While taste plays a big factor, nutrition is also essential for consumers.

Dairy milk contains large amounts of calcium and protein, and campaigns such as “Got Milk” have encouraged Americans to seek these nutrients.

If you desire a dairy alternative with a close nutritional makeup to regular milk, pea is one of the best options, containing 8 grams of protein, the same as one cup of 2% milk, and almost half of one’s daily recommended calcium intake.

Soy milk also boasts a high intersection between calcium and protein, with 30% of one’s recommend calcium and 7 grams of protein.

But, as Engel pointed out during the Ram’s tasting, soy milk has estrogen-mimicking qualities which may be bad for women. According to Mayo Clinic, ingesting more than a “moderate” amount of soy products can put you at risk of hormonally-sensative cancers like breast cancer. While none of these investigations prove causation, consumers may want to consider soy milk’s impact on their hormones before ingesting large quantities.

Other plant-based milks provide varied nutrition in comparison to dairy milk. Almond and hemp have almost no protein but provide an impressive array of other vitamins.

Almond has a comparable amount of calcium to dairy milk, while hemp provides almost half of the recommended daily omega-3. Similarly, oat milk is low in protein and high in sugar content, but fortified with half of one’s vitamin B12 intake as well as 20% of both one’s vitamin A and D recommendations. Banana milk may be the least nutritious option with small amounts of protein, calcium and other vitamins.

An assessment of these plant-based milks may make the switch from dairy milk seem advantageous.

However, it is the ubiquity of dairy milk that often pushes coffee and cereal aficionados to choose it over non-dairy options, especially for a population of students who often prioritize convenience over sustainability. How accessible are these non-dairy options for Fordham students?

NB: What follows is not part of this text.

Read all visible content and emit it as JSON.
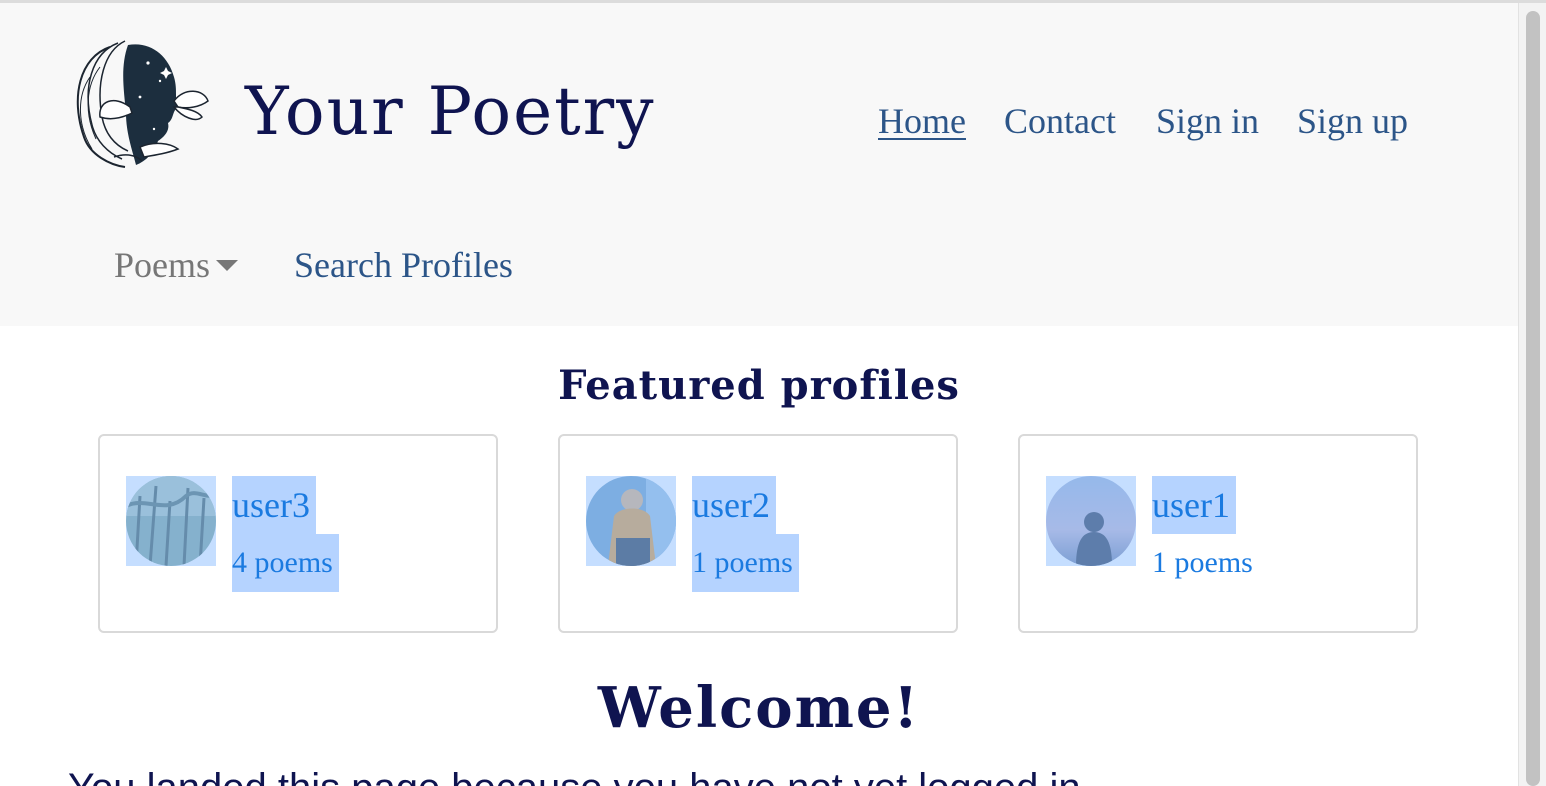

Almost all on campus eateries provide one, if not more, non-dairy options. P.O.D. sells a variety of soy and almond milk, including sweetened and flavored varieties. These can be purchased with DCB and used by students who make coffee or eat cereal in their dorms. If supplies are running low at P.O.D., or a student prefers another plant-based milk, Cherry Valley across the street boasts an impressive variety.

They have almond, soy, oat, rice, cashew and coconut as well as variations specifically designed for coffee. If this assortment still does not satisfy plant-based ambitions, the Whole Foods at Columbus Circle, a frequent stop for Rose Hill and Lincoln Center students, is a haven for non-dairy milk.

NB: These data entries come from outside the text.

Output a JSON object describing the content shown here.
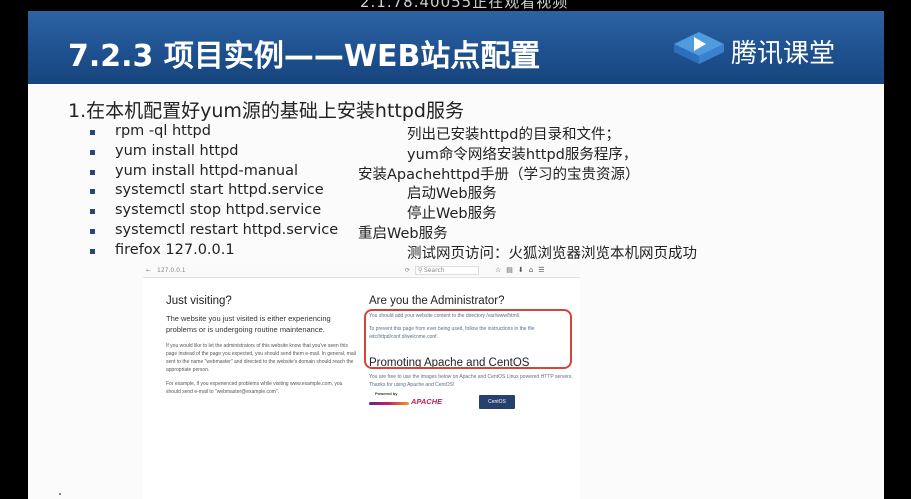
{
  "overlay_text": "2.1.78.40055正在观看视频",
  "slide": {
    "title": "7.2.3  项目实例——WEB站点配置",
    "logo_text": "腾讯课堂",
    "heading": "1.在本机配置好yum源的基础上安装httpd服务",
    "commands": [
      {
        "cmd": "rpm -ql httpd",
        "desc": "列出已安装httpd的目录和文件；"
      },
      {
        "cmd": "yum install httpd",
        "desc": "yum命令网络安装httpd服务程序，"
      },
      {
        "cmd": "yum install httpd-manual",
        "desc": "安装Apachehttpd手册（学习的宝贵资源）"
      },
      {
        "cmd": "systemctl start httpd.service",
        "desc": "启动Web服务"
      },
      {
        "cmd": "systemctl stop httpd.service",
        "desc": "停止Web服务"
      },
      {
        "cmd": "systemctl restart httpd.service",
        "desc": "重启Web服务"
      },
      {
        "cmd": "firefox 127.0.0.1",
        "desc": "测试网页访问：火狐浏览器浏览本机网页成功"
      }
    ]
  },
  "browser": {
    "url": "127.0.0.1",
    "search_placeholder": "Search",
    "left": {
      "heading": "Just visiting?",
      "lead": "The website you just visited is either experiencing problems or is undergoing routine maintenance.",
      "p1": "If you would like to let the administrators of this website know that you've seen this page instead of the page you expected, you should send them e-mail. In general, mail sent to the name \"webmaster\" and directed to the website's domain should reach the appropriate person.",
      "p2": "For example, if you experienced problems while visiting www.example.com, you should send e-mail to \"webmaster@example.com\"."
    },
    "right": {
      "heading": "Are you the Administrator?",
      "p1": "You should add your website content to the directory /var/www/html/.",
      "p2": "To prevent this page from ever being used, follow the instructions in the file /etc/httpd/conf.d/welcome.conf.",
      "promo_heading": "Promoting Apache and CentOS",
      "promo_text": "You are free to use the images below on Apache and CentOS Linux powered HTTP servers. Thanks for using Apache and CentOS!",
      "powered_by": "Powered by",
      "apache_badge": "APACHE",
      "centos_badge": "CentOS"
    }
  }
}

All options discussed in this article as well as other nut milks not sampled can be purchased here.

Non-dairy milks, although a more dismal array, can also be found at coffee shops, including both BKG and Starbucks on campus and Dunkin Donuts on Fordham Road. Dunkin Donuts offers only almond milk as an alternative, while Starbucks has almond, soy and coconut.

However, students must ask for these non-dairy alternatives at the counter — they are not available in the black thermoses by the sugar.

BKG in Dagger John’s has a comparable number of choices, but is the only eatery on campus where oat milk can be substituted.

The cafeteria, Salt & Sesame and Urban Kitchen also provide almond, soy or both milks as coffee and cereal options.

As we broaden our conception of milk to include liquids made from blended almonds and soaked rice, it can seem daunting to consider which of these options is best.

Some are more sustainable or provide an abundant array of vitamins. Others, as Perez poetically said, “should be burned with fire.”

Try almond milk in your coffee, soy over cereal or banana in your smoothies — none of these are wrong ways to consume plant-based milks if they are decisions made with insight.

Do not simply be a consumer, but an informed one.

Drink milk responsibly.